=== AVAILABLE DATA ===
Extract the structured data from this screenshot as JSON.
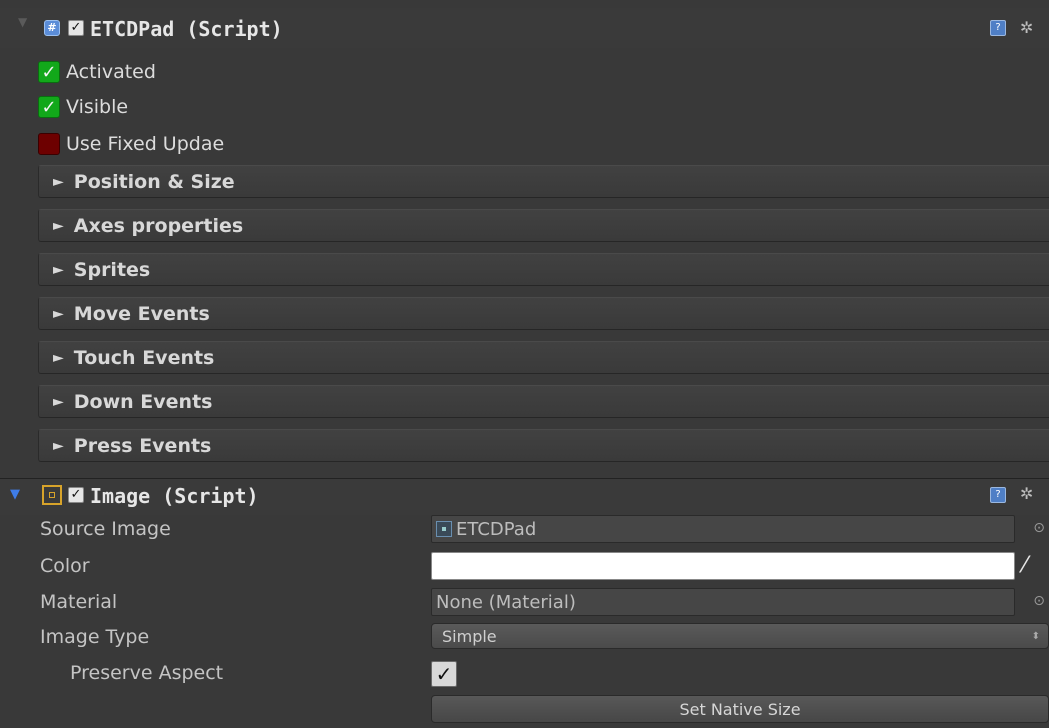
{
  "components": [
    {
      "title": "ETCDPad (Script)",
      "foldout_glyph": "▼",
      "icon": "script-icon",
      "icon_glyph": "#",
      "enabled_glyph": "✓",
      "help_glyph": "?",
      "settings_glyph": "✲",
      "toggles": [
        {
          "label": "Activated",
          "checked": true,
          "glyph": "✓"
        },
        {
          "label": "Visible",
          "checked": true,
          "glyph": "✓"
        },
        {
          "label": "Use Fixed Updae",
          "checked": false,
          "glyph": ""
        }
      ],
      "sections": [
        {
          "label": "Position & Size",
          "arrow": "►"
        },
        {
          "label": "Axes properties",
          "arrow": "►"
        },
        {
          "label": "Sprites",
          "arrow": "►"
        },
        {
          "label": "Move Events",
          "arrow": "►"
        },
        {
          "label": "Touch Events",
          "arrow": "►"
        },
        {
          "label": "Down Events",
          "arrow": "►"
        },
        {
          "label": "Press Events",
          "arrow": "►"
        }
      ]
    },
    {
      "title": "Image (Script)",
      "foldout_glyph": "▼",
      "icon": "image-icon",
      "enabled_glyph": "✓",
      "help_glyph": "?",
      "settings_glyph": "✲",
      "properties": {
        "source_image": {
          "label": "Source Image",
          "value": "ETCDPad",
          "picker_glyph": "⊙"
        },
        "color": {
          "label": "Color",
          "value_hex": "#FFFFFF",
          "dropper_glyph": "⁄"
        },
        "material": {
          "label": "Material",
          "value": "None (Material)",
          "picker_glyph": "⊙"
        },
        "image_type": {
          "label": "Image Type",
          "value": "Simple",
          "arrows_glyph": "⬍"
        },
        "preserve_aspect": {
          "label": "Preserve Aspect",
          "checked": true,
          "glyph": "✓"
        },
        "native_button": "Set Native Size"
      }
    }
  ],
  "colors": {
    "background": "#393939",
    "toggle_on": "#12A81A",
    "toggle_off": "#6D0000",
    "foldout_open": "#3F7DE8",
    "image_icon": "#D7A32A"
  }
}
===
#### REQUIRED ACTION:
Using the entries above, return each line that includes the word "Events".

#### TASK OUTPUT:
          "label": "Move Events",
          "label": "Touch Events",
          "label": "Down Events",
          "label": "Press Events",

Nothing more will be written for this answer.